### [EXERCISE AIM]
Write out each line from the data below that includes the word "location".

### [INFORMATION]

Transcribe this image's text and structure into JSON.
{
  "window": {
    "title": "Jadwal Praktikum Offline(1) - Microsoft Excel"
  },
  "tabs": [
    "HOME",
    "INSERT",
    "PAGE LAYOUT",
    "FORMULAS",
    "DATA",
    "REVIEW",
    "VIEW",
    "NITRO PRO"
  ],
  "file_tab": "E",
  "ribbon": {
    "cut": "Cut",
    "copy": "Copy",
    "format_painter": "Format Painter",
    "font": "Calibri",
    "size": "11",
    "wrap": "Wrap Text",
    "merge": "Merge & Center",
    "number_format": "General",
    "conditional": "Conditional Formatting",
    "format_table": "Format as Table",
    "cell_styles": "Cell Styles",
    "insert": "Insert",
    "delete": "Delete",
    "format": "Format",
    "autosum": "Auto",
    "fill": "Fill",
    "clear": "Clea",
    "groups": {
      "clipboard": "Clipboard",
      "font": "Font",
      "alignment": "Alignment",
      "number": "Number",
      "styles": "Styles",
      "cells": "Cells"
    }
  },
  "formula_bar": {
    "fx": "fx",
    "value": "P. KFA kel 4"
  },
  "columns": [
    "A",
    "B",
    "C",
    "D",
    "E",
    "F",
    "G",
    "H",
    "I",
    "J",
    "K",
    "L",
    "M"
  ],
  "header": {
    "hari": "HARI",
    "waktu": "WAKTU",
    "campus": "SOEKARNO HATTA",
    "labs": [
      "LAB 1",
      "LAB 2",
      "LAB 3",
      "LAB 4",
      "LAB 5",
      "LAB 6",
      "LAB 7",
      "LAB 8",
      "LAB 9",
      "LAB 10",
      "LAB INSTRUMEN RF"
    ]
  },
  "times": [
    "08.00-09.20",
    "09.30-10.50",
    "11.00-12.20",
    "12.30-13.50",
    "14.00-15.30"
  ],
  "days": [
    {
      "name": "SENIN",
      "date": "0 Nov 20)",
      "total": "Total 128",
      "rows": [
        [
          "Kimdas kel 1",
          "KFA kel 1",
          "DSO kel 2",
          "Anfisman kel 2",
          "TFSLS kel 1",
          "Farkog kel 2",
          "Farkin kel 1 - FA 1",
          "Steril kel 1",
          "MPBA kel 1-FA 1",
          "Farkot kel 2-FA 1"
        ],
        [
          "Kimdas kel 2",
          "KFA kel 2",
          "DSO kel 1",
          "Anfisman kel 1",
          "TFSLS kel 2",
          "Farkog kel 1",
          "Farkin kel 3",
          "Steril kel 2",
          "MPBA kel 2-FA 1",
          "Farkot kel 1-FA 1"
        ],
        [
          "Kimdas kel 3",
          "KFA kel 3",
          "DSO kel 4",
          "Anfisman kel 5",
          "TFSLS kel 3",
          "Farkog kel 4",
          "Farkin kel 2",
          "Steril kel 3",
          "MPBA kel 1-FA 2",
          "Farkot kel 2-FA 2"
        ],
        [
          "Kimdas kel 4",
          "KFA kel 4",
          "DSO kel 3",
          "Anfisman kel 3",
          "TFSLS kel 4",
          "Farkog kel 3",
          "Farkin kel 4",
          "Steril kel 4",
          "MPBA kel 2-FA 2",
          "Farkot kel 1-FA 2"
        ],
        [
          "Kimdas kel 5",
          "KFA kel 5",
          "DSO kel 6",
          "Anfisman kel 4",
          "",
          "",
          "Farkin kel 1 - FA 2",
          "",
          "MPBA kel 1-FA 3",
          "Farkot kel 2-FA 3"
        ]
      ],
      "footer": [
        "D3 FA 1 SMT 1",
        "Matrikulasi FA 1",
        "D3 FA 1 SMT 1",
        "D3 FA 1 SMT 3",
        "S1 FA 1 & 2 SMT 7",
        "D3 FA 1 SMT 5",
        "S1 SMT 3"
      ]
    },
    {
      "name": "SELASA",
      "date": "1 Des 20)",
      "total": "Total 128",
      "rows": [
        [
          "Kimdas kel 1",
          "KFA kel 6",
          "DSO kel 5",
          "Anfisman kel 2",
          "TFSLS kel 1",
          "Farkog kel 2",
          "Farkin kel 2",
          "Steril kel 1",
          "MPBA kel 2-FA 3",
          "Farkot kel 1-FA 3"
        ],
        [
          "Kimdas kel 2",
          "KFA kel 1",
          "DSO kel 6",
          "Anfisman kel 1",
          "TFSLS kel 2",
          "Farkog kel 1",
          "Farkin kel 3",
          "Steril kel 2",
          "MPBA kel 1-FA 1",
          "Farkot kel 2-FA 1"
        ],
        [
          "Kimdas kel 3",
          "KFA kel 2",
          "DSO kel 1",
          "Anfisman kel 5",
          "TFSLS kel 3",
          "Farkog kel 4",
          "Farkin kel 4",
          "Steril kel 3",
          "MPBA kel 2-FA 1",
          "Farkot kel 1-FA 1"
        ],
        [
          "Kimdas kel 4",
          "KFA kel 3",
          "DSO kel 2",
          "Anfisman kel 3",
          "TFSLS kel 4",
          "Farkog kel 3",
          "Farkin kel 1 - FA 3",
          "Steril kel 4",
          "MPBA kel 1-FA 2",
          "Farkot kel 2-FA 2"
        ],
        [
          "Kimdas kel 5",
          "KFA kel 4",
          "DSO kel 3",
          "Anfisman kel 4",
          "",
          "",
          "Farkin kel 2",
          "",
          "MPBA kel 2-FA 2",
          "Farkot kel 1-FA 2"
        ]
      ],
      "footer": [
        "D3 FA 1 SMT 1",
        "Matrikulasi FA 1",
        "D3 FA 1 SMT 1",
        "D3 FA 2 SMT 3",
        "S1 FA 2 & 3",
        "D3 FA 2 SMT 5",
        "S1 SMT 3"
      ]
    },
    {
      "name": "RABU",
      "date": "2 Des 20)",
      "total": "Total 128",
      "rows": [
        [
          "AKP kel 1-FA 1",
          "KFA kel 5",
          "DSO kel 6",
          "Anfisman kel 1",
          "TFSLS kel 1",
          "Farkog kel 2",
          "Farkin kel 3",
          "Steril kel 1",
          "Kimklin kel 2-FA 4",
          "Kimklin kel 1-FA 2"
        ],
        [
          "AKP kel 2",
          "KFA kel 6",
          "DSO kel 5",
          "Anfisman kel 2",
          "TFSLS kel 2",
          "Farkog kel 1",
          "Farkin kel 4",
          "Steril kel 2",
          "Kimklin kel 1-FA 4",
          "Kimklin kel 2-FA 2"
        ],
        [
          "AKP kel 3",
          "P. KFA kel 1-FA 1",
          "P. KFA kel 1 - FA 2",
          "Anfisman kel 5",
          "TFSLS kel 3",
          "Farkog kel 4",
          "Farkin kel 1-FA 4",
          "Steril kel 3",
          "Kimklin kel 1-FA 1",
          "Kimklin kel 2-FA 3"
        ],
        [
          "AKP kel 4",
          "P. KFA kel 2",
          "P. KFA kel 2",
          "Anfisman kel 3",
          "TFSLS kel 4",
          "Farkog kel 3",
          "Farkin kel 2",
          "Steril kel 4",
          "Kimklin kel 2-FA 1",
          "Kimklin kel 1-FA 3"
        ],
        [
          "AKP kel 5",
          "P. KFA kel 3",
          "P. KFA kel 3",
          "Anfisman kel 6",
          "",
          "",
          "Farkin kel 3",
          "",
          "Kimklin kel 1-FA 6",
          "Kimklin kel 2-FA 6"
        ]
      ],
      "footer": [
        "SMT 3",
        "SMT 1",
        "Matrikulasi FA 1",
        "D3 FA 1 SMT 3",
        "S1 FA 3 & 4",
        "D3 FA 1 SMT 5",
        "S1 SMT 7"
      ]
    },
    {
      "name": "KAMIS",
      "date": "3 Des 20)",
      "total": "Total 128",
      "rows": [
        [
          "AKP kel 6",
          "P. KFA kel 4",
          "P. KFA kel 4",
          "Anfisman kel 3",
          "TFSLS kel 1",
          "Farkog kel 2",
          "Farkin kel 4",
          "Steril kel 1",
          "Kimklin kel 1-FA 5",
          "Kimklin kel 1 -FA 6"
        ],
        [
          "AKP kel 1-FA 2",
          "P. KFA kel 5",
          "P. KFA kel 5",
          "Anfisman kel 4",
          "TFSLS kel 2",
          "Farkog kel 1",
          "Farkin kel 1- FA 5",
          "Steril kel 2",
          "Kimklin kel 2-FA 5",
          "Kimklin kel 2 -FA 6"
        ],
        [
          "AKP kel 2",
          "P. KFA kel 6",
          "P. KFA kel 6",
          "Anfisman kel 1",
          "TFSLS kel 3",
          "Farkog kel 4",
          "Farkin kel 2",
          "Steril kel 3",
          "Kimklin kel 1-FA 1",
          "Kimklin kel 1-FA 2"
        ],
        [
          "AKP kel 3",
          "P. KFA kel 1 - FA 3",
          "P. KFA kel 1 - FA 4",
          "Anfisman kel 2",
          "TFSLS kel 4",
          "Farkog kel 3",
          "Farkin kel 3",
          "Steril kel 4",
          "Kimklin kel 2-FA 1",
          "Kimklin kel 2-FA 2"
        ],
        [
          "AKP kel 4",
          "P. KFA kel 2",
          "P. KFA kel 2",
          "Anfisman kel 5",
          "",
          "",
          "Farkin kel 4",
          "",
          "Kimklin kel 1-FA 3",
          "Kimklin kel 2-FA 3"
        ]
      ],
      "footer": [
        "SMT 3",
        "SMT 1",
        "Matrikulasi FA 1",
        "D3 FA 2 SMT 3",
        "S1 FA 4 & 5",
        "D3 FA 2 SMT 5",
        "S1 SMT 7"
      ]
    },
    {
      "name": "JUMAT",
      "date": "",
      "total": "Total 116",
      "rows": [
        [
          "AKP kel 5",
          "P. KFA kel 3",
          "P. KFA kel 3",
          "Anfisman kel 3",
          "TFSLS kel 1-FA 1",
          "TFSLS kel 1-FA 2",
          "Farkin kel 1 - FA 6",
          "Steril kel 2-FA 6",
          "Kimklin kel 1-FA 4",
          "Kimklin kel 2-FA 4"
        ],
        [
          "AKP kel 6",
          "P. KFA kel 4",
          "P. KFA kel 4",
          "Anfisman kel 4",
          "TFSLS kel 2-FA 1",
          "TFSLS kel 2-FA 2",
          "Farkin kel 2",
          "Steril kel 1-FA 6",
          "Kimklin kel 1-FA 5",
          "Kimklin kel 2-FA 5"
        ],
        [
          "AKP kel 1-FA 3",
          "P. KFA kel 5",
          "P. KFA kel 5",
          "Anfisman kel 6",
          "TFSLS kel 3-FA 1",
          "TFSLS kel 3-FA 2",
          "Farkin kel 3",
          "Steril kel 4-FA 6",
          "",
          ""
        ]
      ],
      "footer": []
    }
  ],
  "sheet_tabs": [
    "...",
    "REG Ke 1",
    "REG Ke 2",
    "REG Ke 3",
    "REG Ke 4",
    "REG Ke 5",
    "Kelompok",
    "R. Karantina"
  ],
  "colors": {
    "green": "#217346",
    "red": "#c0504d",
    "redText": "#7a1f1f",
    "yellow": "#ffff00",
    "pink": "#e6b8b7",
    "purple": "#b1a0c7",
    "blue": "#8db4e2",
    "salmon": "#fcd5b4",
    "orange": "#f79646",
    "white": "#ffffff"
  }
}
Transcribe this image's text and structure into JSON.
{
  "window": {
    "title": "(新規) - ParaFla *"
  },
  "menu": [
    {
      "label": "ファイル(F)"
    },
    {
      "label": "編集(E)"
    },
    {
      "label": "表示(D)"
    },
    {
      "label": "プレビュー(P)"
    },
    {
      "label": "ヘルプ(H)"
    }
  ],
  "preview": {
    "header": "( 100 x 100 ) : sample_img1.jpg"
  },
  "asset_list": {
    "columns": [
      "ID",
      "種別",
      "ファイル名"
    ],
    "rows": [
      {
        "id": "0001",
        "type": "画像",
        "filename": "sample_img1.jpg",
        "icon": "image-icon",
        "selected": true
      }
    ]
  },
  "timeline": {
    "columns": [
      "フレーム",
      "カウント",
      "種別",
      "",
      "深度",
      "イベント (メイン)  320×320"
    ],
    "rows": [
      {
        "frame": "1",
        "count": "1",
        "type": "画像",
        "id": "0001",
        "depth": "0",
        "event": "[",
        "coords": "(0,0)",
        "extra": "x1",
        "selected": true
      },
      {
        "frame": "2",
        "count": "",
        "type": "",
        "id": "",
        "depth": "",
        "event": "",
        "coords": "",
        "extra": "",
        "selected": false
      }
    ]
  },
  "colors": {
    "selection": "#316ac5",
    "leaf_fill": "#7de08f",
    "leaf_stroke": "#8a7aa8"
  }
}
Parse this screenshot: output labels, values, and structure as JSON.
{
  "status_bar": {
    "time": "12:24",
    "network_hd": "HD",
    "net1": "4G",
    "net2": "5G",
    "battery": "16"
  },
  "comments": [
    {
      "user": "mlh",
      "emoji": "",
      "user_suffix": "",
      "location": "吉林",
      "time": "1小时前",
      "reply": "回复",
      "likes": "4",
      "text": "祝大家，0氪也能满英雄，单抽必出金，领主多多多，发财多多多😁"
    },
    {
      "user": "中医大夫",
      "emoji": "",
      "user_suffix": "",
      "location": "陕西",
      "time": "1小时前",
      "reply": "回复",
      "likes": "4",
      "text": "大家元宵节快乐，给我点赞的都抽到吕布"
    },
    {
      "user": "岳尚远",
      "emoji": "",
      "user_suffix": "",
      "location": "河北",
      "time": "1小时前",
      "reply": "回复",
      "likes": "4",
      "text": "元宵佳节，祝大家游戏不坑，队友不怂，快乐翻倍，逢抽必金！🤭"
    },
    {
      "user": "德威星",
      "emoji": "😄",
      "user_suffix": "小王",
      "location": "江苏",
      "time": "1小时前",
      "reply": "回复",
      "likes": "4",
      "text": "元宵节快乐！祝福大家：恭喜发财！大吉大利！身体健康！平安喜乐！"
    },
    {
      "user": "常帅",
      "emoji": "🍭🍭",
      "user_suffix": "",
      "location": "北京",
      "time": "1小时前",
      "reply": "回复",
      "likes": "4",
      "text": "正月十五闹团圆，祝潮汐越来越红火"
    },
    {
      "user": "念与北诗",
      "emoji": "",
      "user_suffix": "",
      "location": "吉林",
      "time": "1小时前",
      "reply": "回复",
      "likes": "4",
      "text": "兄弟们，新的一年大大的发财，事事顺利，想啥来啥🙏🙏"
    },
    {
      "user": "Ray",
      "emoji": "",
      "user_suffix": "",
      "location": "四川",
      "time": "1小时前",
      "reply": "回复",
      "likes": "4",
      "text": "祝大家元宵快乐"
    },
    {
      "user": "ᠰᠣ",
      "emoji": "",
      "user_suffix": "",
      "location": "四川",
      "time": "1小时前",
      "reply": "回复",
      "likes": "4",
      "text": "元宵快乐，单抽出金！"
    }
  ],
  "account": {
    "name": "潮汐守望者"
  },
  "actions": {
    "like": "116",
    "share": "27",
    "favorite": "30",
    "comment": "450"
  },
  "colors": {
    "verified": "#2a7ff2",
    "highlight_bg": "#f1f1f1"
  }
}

### [EXERCISE ANSWER]
      "location": "吉林",
      "location": "陕西",
      "location": "河北",
      "location": "江苏",
      "location": "北京",
      "location": "吉林",
      "location": "四川",
      "location": "四川",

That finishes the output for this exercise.